objectives we set for ourselves. This is not beyond our intellectual capability
to solve. Excuses are just that.’
Cameron
Clyne, NAB

‘You
have to approach it in the same way that you would any issue in the organisation
where performance is not meeting target. You can’t be more emotional about
diversity. You look at what’s working, what’s not working and you
try different approaches and then you measure it. It’s business. We lose
the plot if we think that this is something different.’

Alan
Joyce, Qantas

‘In
the longer term, sustainability is about gender balance being the right business
decision. Our experience with the APS was that a series of initiatives and in
many cases, new practices were required to build gender balance into our way of
working.’

Annwyn
Godwin, Merit Protection Commissioner, Australian Public Service
Commission

‘Two
things are critical to making a step change–having aligned leadership that
genuinely believe in the business benefits, and surfacing and systematically
eliminating the hidden biases that are a very real part of most
organisations.’

David
Peever, Rio Tinto

‘Programs
are important.

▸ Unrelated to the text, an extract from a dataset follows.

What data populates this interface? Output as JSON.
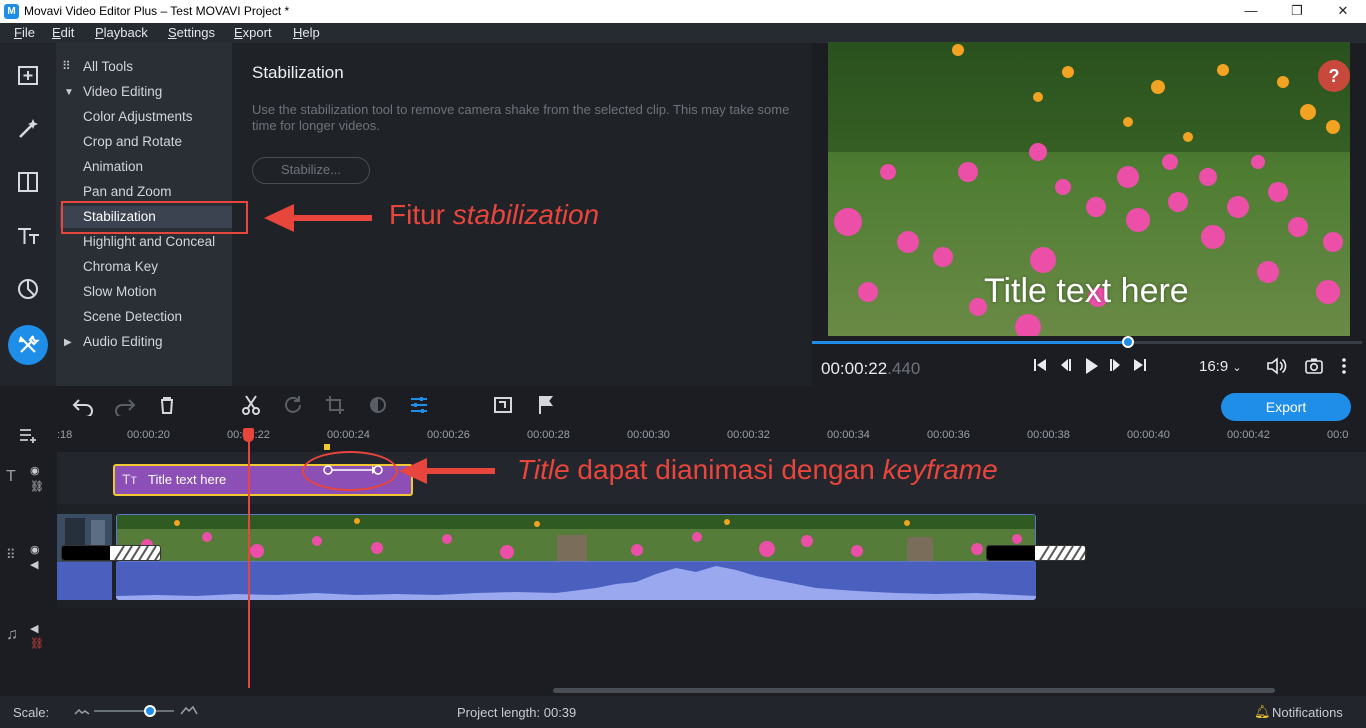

They take you on a journey. However, for more progress, more is
needed. When you see something that is wrong, for example, attrition, you have
to ask yourself, “What’s wrong?”–and be willing to fix
it. This takes an approach that is broader than programs.’
David
Thodey, Telstra

‘It
seems to me that we can be doing more than programs. In many cases, we have to
change the rules. The rules have been invented by men for men.’

Gordon
Cairns, Chair and Non Executive Director

‘Programs
are the first stage in making a difference. Managers being accountable for the
diversity of their teams and eliminating behaviour that is unacceptable is the
next stage of driving cultural change.’

Stephen
Fitzgerald, Goldman Sachs

‘We
have set granular targets for each of our 70 practice groups, and created
transparency on outcomes at this level. At every board meeting and senior
management meeting, we place this scorecard on everyone’s chair. Partners
must commit to our “people power” strategy and to developing female
talent as a key pillar of our strategy. Those who do will be rewarded and there
are consequences for those who don’t.’

Giam
Swiegers, Deloitte